Sylvain Chavanel recaptured the Tour de France's lead on Saturday by winning the hot and humid seventh stage as the main title contenders bided their time in anticipation of the upcoming Alpine climbs.
Chavanel raised a fist in joy as he completed the 165.5-kilometre run from Tournus to Station des Rousses that featured six low- to mid-grade climbs, crossing in four hours 22 minutes 52 seconds. The Quick Step rider also won the second stage.
Victoria native Ryder Hesjedal improved to third overall -- one minute 32 seconds behind Chavanel -- with an eighth-place finish.
"The team took care of me really well all day," said Hesjedal. "I am really pleased with my Tour so far and we will see what tomorrow brings."
Toronto's Michael Barry sits 88th after placing 124th in the seventh stage.
The main title favourites finished 1:47 back of Chavanel, including 2009 winner Alberto Contador of Spain, who was 13th, and seven-time champion Lance Armstrong of the United States in 16th.
Overall, Chavanel was leading two-time Tour runner-up Cadel Evans of Australia by 1:25. Hesjedal was third followed by last year's runner-up, Andy Schleck of Luxembourg, 1:55 behind, with Contador sixth: 2:26 back.

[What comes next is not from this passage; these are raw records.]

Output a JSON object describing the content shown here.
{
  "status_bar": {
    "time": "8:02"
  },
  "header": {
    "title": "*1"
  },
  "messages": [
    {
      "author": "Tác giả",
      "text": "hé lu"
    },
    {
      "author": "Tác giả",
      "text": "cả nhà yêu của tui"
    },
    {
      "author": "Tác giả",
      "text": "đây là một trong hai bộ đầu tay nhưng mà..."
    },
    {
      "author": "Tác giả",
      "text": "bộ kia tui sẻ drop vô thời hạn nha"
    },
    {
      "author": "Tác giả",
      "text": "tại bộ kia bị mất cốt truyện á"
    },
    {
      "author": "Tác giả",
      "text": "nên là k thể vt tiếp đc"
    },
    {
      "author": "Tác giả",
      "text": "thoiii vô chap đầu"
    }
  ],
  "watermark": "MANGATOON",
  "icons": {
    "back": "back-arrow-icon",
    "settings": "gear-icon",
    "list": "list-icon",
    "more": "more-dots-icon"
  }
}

Armstrong was 14th, 3:16 behind Chavanel.
"I had legs of fire today. ... These are the types of climb that suit me," Chavanel said. "I'm going to savour it."
Several pre-race favourites, including Armstrong, said the stage's climbs were deceptively tough and that the heat added to the agony.

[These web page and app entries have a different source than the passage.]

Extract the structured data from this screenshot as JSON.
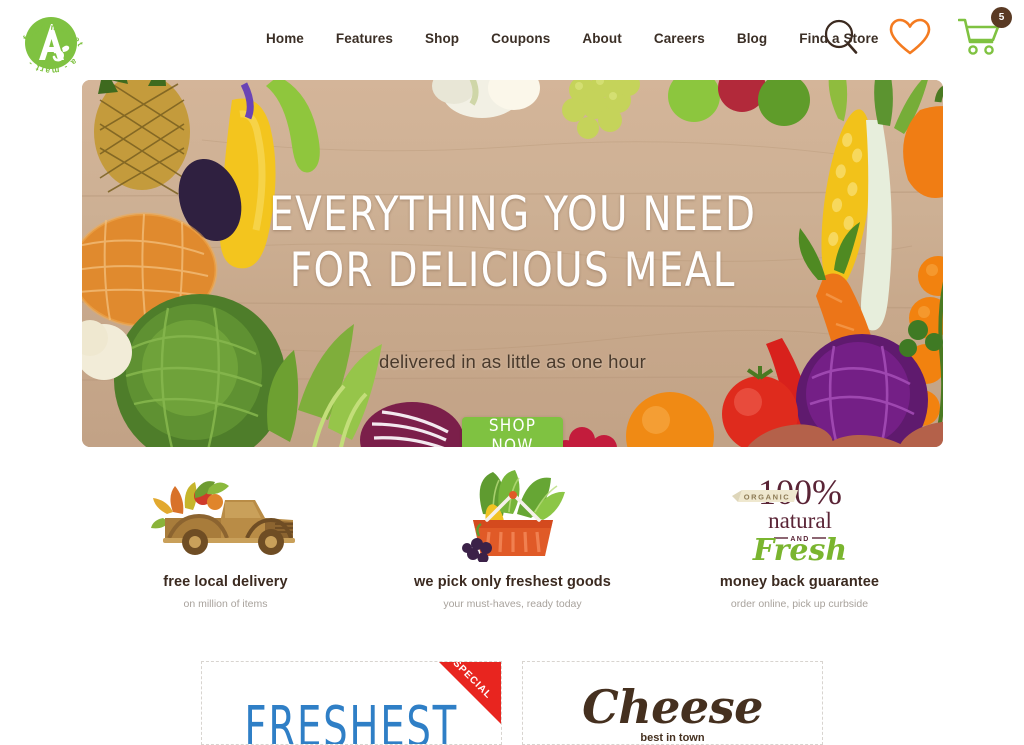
{
  "header": {
    "logo": {
      "brand_letter": "A",
      "ring_text_top": "food market",
      "ring_text_bottom": "a - mart",
      "color": "#7fc241"
    },
    "nav": [
      {
        "label": "Home"
      },
      {
        "label": "Features"
      },
      {
        "label": "Shop"
      },
      {
        "label": "Coupons"
      },
      {
        "label": "About"
      },
      {
        "label": "Careers"
      },
      {
        "label": "Blog"
      },
      {
        "label": "Find a Store"
      }
    ],
    "actions": {
      "search_icon": "search-icon",
      "wishlist_icon": "heart-icon",
      "cart_icon": "shopping-cart-icon",
      "cart_count": "5",
      "search_color": "#3b2a20",
      "wishlist_color": "#f47b20",
      "cart_color": "#7fc241",
      "badge_color": "#5a3a24"
    }
  },
  "hero": {
    "title_line1": "EVERYTHING YOU NEED",
    "title_line2": "FOR DELICIOUS MEAL",
    "subtitle": "delivered in as little as one hour",
    "cta_label": "SHOP NOW",
    "cta_color": "#7fc241",
    "background": "photo of fresh vegetables and fruit framing a wooden cutting board"
  },
  "features": [
    {
      "icon": "delivery-truck-icon",
      "title": "free local delivery",
      "subtitle": "on million of items"
    },
    {
      "icon": "grocery-basket-icon",
      "title": "we pick only freshest goods",
      "subtitle": "your must-haves, ready today"
    },
    {
      "icon": "natural-fresh-badge-icon",
      "title": "money back guarantee",
      "subtitle": "order online, pick up curbside",
      "badge_percent": "100%",
      "badge_organic": "ORGANIC",
      "badge_natural": "natural",
      "badge_and": "AND",
      "badge_fresh": "Fresh"
    }
  ],
  "coupons": [
    {
      "ribbon_label": "SPECIAL",
      "ribbon_color": "#e8251f",
      "title": "FRESHEST",
      "title_color": "#2f7fc6"
    },
    {
      "title": "Cheese",
      "subtitle": "best in town",
      "title_color": "#45301f"
    }
  ]
}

"Suffered, I think everybody did. It was just so incredibly hot and humid," the 38-year-old Texan said.
Switzerland's Fabian Cancellara, who struggled in the final climb and lagged a staggering 14:12 back, lost the yellow jersey to Chavanel. The Frenchman began the stage fifth, 1:01 behind Cancellara.
They are the only two riders to have worn yellow this Tour: Cancellara won the prologue, Chavanel took the coveted shirt with a breakaway win Monday and then the Swiss time trial specialist recovered it a day later.
A staffer from Chavanel's QuickStep team squirted him with water to cool him down in the searing heat as he scaled solo the mid-grade Lamoura pass into the Les Rousses ski station, the last climb, baring his teeth as he pedaled.
Armstrong kept toward the front of the main group of contenders on the final ascent, with Contador shadowing him.
It was a "tough day ..." Armstrong said. "A climb like this, which is 3 to 5 per cent, is always hard. It's high speed and it's hard to [pull] away, and it's hard to sit on the wheel. Not my favourite.
"I tried to stay up near the front [of the pack], to be honest."
None of the main contenders -- including Evans or Bradley Wiggins of Britain, who was fourth last year -- attempted to attack.
Rafael Valls Ferri of Spain was second, 57 seconds behind Chavanel, and countryman Juan Manuel Garate was third, 1:27 back.
After the stage, a downpour sent rain and marble-sized hail onto thousands of fans who lined the route, and civil security teams escorted dozens of fans to shelter after their shuttle bus couldn't get through a post-race traffic jam.
Got his revenge
Chavanel said he got his "revenge" after losing the yellow jersey on the cobblestones Tuesday -- when Armstrong also lost crucial time in the title chase because he had to change a flat tire.
The Frenchman said the next stage could threaten his hold on the jersey.
"The big names -- Contador, Schleck, Evans -- they're going to express themselves tomorrow," Chavanel said. "I'm going to work to limit the damage. I'm going to give it all I have."
The race enters the Alps on Sunday with a 189-kilometre jaunt that includes two very difficult climbs and features an uphill finish.
"The truth will come out tomorrow," Evans said, speaking on French TV.